Quote all lines below exactly. Images stay out.

◆ Supplied records
┄┄┄┄┄┄┄┄┄┄

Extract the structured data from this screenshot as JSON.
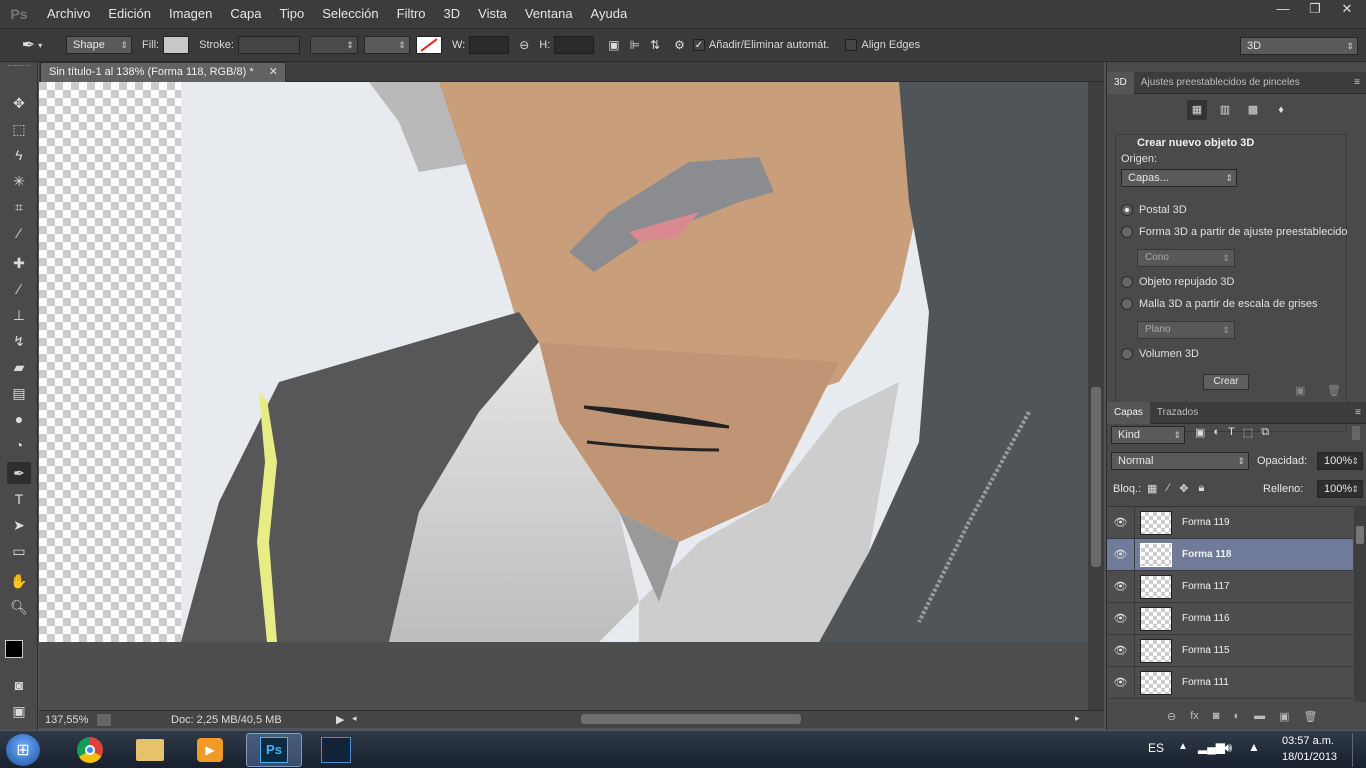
{
  "menu": {
    "logo": "Ps",
    "items": [
      "Archivo",
      "Edición",
      "Imagen",
      "Capa",
      "Tipo",
      "Selección",
      "Filtro",
      "3D",
      "Vista",
      "Ventana",
      "Ayuda"
    ],
    "window_controls": [
      "—",
      "❐",
      "✕"
    ]
  },
  "options": {
    "mode": "Shape",
    "fill_label": "Fill:",
    "stroke_label": "Stroke:",
    "w_label": "W:",
    "h_label": "H:",
    "auto_add": "Añadir/Eliminar automát.",
    "align_edges": "Align Edges",
    "workspace": "3D",
    "fill_color": "#c8c8c8",
    "stroke_color": "#ffffff"
  },
  "document": {
    "tab_title": "Sin título-1 al 138% (Forma 118, RGB/8) *",
    "zoom": "137,55%",
    "doc_info": "Doc: 2,25 MB/40,5 MB"
  },
  "panel_3d": {
    "tabs": [
      "3D",
      "Ajustes preestablecidos de pinceles"
    ],
    "section_title": "Crear nuevo objeto 3D",
    "origin_label": "Origen:",
    "origin_value": "Capas...",
    "options": [
      "Postal 3D",
      "Forma 3D a partir de ajuste preestablecido",
      "Objeto repujado 3D",
      "Malla 3D a partir de escala de grises",
      "Volumen 3D"
    ],
    "preset_value": "Cono",
    "grayscale_value": "Plano",
    "create_button": "Crear"
  },
  "layers_panel": {
    "tabs": [
      "Capas",
      "Trazados"
    ],
    "filter": "Kind",
    "blend_mode": "Normal",
    "opacity_label": "Opacidad:",
    "opacity_value": "100%",
    "lock_label": "Bloq.:",
    "fill_label": "Relleno:",
    "fill_value": "100%",
    "layers": [
      "Forma 119",
      "Forma 118",
      "Forma 117",
      "Forma 116",
      "Forma 115",
      "Forma 111"
    ],
    "selected_index": 1
  },
  "taskbar": {
    "lang": "ES",
    "time": "03:57 a.m.",
    "date": "18/01/2013"
  }
}
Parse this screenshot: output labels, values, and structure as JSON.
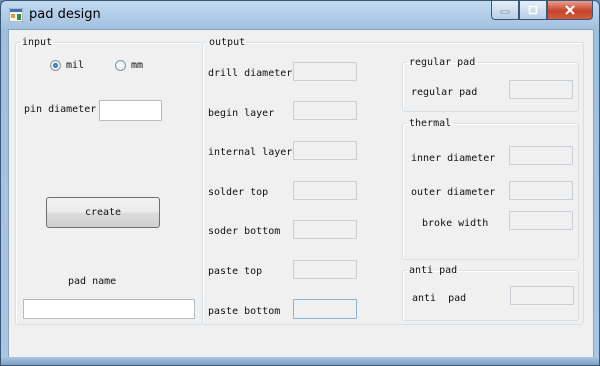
{
  "window": {
    "title": "pad design"
  },
  "caption_buttons": {
    "minimize": "minimize-icon",
    "maximize": "maximize-icon",
    "close": "close-icon"
  },
  "input": {
    "legend": "input",
    "unit_options": [
      {
        "label": "mil",
        "selected": true
      },
      {
        "label": "mm",
        "selected": false
      }
    ],
    "pin_diameter_label": "pin diameter",
    "pin_diameter_value": "",
    "create_label": "create",
    "pad_name_label": "pad name",
    "pad_name_value": ""
  },
  "output": {
    "legend": "output",
    "fields": [
      {
        "label": "drill diameter",
        "value": ""
      },
      {
        "label": "begin layer",
        "value": ""
      },
      {
        "label": "internal layer",
        "value": ""
      },
      {
        "label": "solder top",
        "value": ""
      },
      {
        "label": "soder bottom",
        "value": ""
      },
      {
        "label": "paste top",
        "value": ""
      },
      {
        "label": "paste bottom",
        "value": ""
      }
    ]
  },
  "regular_pad": {
    "legend": "regular pad",
    "label": "regular pad",
    "value": ""
  },
  "thermal": {
    "legend": "thermal",
    "fields": [
      {
        "label": "inner diameter",
        "value": ""
      },
      {
        "label": "outer diameter",
        "value": ""
      },
      {
        "label": "broke width",
        "value": ""
      }
    ]
  },
  "anti_pad": {
    "legend": "anti pad",
    "label": "anti  pad",
    "value": ""
  }
}
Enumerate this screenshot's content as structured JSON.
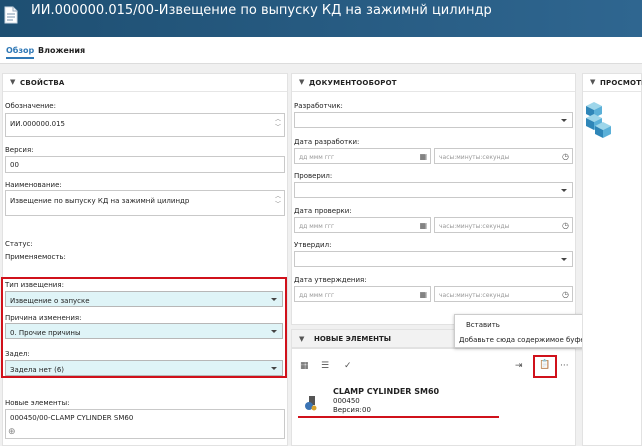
{
  "header": {
    "title": "ИИ.000000.015/00-Извещение по выпуску КД на зажимнй цилиндр"
  },
  "tabs": [
    {
      "label": "Обзор"
    },
    {
      "label": "Вложения"
    }
  ],
  "properties": {
    "title": "СВОЙСТВА",
    "designation_label": "Обозначение:",
    "designation_value": "ИИ.000000.015",
    "version_label": "Версия:",
    "version_value": "00",
    "name_label": "Наименование:",
    "name_value": "Извещение по выпуску КД на зажимнй цилиндр",
    "status_label": "Статус:",
    "applicability_label": "Применяемость:",
    "notice_type_label": "Тип извещения:",
    "notice_type_value": "Извещение о запуске",
    "reason_label": "Причина изменения:",
    "reason_value": "0. Прочие причины",
    "backlog_label": "Задел:",
    "backlog_value": "Задела нет (6)",
    "new_elements_label": "Новые элементы:",
    "new_elements_value": "000450/00-CLAMP CYLINDER SM60"
  },
  "workflow": {
    "title": "ДОКУМЕНТООБОРОТ",
    "developer_label": "Разработчик:",
    "dev_date_label": "Дата разработки:",
    "checker_label": "Проверил:",
    "check_date_label": "Дата проверки:",
    "approver_label": "Утвердил:",
    "approve_date_label": "Дата утверждения:",
    "date_placeholder": "дд ммм ггг",
    "time_placeholder": "часы:минуты:секунды"
  },
  "new_elements": {
    "title": "НОВЫЕ ЭЛЕМЕНТЫ",
    "item": {
      "name": "CLAMP CYLINDER SM60",
      "number": "000450",
      "version_label": "Версия:",
      "version_value": "00"
    }
  },
  "preview": {
    "title": "ПРОСМОТР"
  },
  "context_menu": {
    "paste": "Вставить",
    "paste_hint": "Добавьте сюда содержимое буфера обмена. (Ctrl-V)"
  },
  "colors": {
    "header_bg": "#1e4f72",
    "accent": "#2f78b6",
    "highlight_box": "#d0111b",
    "select_bg": "#dff4f7"
  },
  "icons": [
    "document-icon",
    "calendar-icon",
    "clock-icon",
    "cubes-icon",
    "grid-icon",
    "list-check-icon",
    "check-icon",
    "export-icon",
    "paste-icon",
    "more-icon",
    "part-icon",
    "add-icon"
  ]
}
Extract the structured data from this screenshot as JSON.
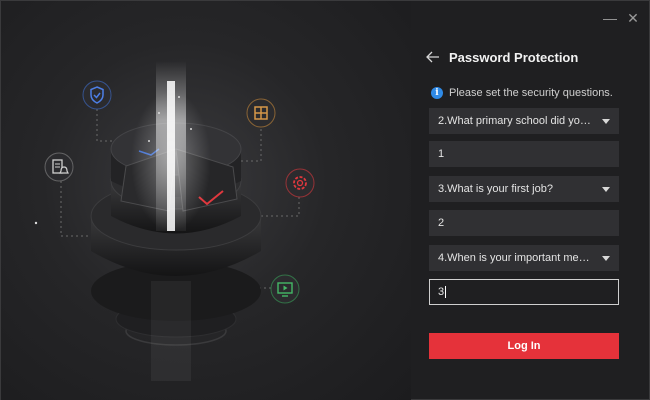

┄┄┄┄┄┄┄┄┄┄

◆ Answer to this exercise
Extract the structured data from this screenshot as JSON.
{
  "menu": {
    "logo": "Ps",
    "items": [
      "Archivo",
      "Edición",
      "Imagen",
      "Capa",
      "Tipo",
      "Selección",
      "Filtro",
      "3D",
      "Vista",
      "Ventana",
      "Ayuda"
    ],
    "window_controls": [
      "—",
      "❐",
      "✕"
    ]
  },
  "options": {
    "mode": "Shape",
    "fill_label": "Fill:",
    "stroke_label": "Stroke:",
    "w_label": "W:",
    "h_label": "H:",
    "auto_add": "Añadir/Eliminar automát.",
    "align_edges": "Align Edges",
    "workspace": "3D",
    "fill_color": "#c8c8c8",
    "stroke_color": "#ffffff"
  },
  "document": {
    "tab_title": "Sin título-1 al 138% (Forma 118, RGB/8) *",
    "zoom": "137,55%",
    "doc_info": "Doc: 2,25 MB/40,5 MB"
  },
  "panel_3d": {
    "tabs": [
      "3D",
      "Ajustes preestablecidos de pinceles"
    ],
    "section_title": "Crear nuevo objeto 3D",
    "origin_label": "Origen:",
    "origin_value": "Capas...",
    "options": [
      "Postal 3D",
      "Forma 3D a partir de ajuste preestablecido",
      "Objeto repujado 3D",
      "Malla 3D a partir de escala de grises",
      "Volumen 3D"
    ],
    "preset_value": "Cono",
    "grayscale_value": "Plano",
    "create_button": "Crear"
  },
  "layers_panel": {
    "tabs": [
      "Capas",
      "Trazados"
    ],
    "filter": "Kind",
    "blend_mode": "Normal",
    "opacity_label": "Opacidad:",
    "opacity_value": "100%",
    "lock_label": "Bloq.:",
    "fill_label": "Relleno:",
    "fill_value": "100%",
    "layers": [
      "Forma 119",
      "Forma 118",
      "Forma 117",
      "Forma 116",
      "Forma 115",
      "Forma 111"
    ],
    "selected_index": 1
  },
  "taskbar": {
    "lang": "ES",
    "time": "03:57 a.m.",
    "date": "18/01/2013"
  }
}
Parse this screenshot: output labels, values, and structure as JSON.
{
  "window": {
    "title": "pad design"
  },
  "caption_buttons": {
    "minimize": "minimize-icon",
    "maximize": "maximize-icon",
    "close": "close-icon"
  },
  "input": {
    "legend": "input",
    "unit_options": [
      {
        "label": "mil",
        "selected": true
      },
      {
        "label": "mm",
        "selected": false
      }
    ],
    "pin_diameter_label": "pin diameter",
    "pin_diameter_value": "",
    "create_label": "create",
    "pad_name_label": "pad name",
    "pad_name_value": ""
  },
  "output": {
    "legend": "output",
    "fields": [
      {
        "label": "drill diameter",
        "value": ""
      },
      {
        "label": "begin layer",
        "value": ""
      },
      {
        "label": "internal layer",
        "value": ""
      },
      {
        "label": "solder top",
        "value": ""
      },
      {
        "label": "soder bottom",
        "value": ""
      },
      {
        "label": "paste top",
        "value": ""
      },
      {
        "label": "paste bottom",
        "value": ""
      }
    ]
  },
  "regular_pad": {
    "legend": "regular pad",
    "label": "regular pad",
    "value": ""
  },
  "thermal": {
    "legend": "thermal",
    "fields": [
      {
        "label": "inner diameter",
        "value": ""
      },
      {
        "label": "outer diameter",
        "value": ""
      },
      {
        "label": "broke width",
        "value": ""
      }
    ]
  },
  "anti_pad": {
    "legend": "anti pad",
    "label": "anti  pad",
    "value": ""
  }
}
Enumerate this screenshot's content as structured JSON.
{
  "header": {
    "title": "ИИ.000000.015/00-Извещение по выпуску КД на зажимнй цилиндр"
  },
  "tabs": [
    {
      "label": "Обзор"
    },
    {
      "label": "Вложения"
    }
  ],
  "properties": {
    "title": "СВОЙСТВА",
    "designation_label": "Обозначение:",
    "designation_value": "ИИ.000000.015",
    "version_label": "Версия:",
    "version_value": "00",
    "name_label": "Наименование:",
    "name_value": "Извещение по выпуску КД на зажимнй цилиндр",
    "status_label": "Статус:",
    "applicability_label": "Применяемость:",
    "notice_type_label": "Тип извещения:",
    "notice_type_value": "Извещение о запуске",
    "reason_label": "Причина изменения:",
    "reason_value": "0. Прочие причины",
    "backlog_label": "Задел:",
    "backlog_value": "Задела нет (6)",
    "new_elements_label": "Новые элементы:",
    "new_elements_value": "000450/00-CLAMP CYLINDER SM60"
  },
  "workflow": {
    "title": "ДОКУМЕНТООБОРОТ",
    "developer_label": "Разработчик:",
    "dev_date_label": "Дата разработки:",
    "checker_label": "Проверил:",
    "check_date_label": "Дата проверки:",
    "approver_label": "Утвердил:",
    "approve_date_label": "Дата утверждения:",
    "date_placeholder": "дд ммм ггг",
    "time_placeholder": "часы:минуты:секунды"
  },
  "new_elements": {
    "title": "НОВЫЕ ЭЛЕМЕНТЫ",
    "item": {
      "name": "CLAMP CYLINDER SM60",
      "number": "000450",
      "version_label": "Версия:",
      "version_value": "00"
    }
  },
  "preview": {
    "title": "ПРОСМОТР"
  },
  "context_menu": {
    "paste": "Вставить",
    "paste_hint": "Добавьте сюда содержимое буфера обмена. (Ctrl-V)"
  },
  "colors": {
    "header_bg": "#1e4f72",
    "accent": "#2f78b6",
    "highlight_box": "#d0111b",
    "select_bg": "#dff4f7"
  },
  "icons": [
    "document-icon",
    "calendar-icon",
    "clock-icon",
    "cubes-icon",
    "grid-icon",
    "list-check-icon",
    "check-icon",
    "export-icon",
    "paste-icon",
    "more-icon",
    "part-icon",
    "add-icon"
  ]
}
Extract the structured data from this screenshot as JSON.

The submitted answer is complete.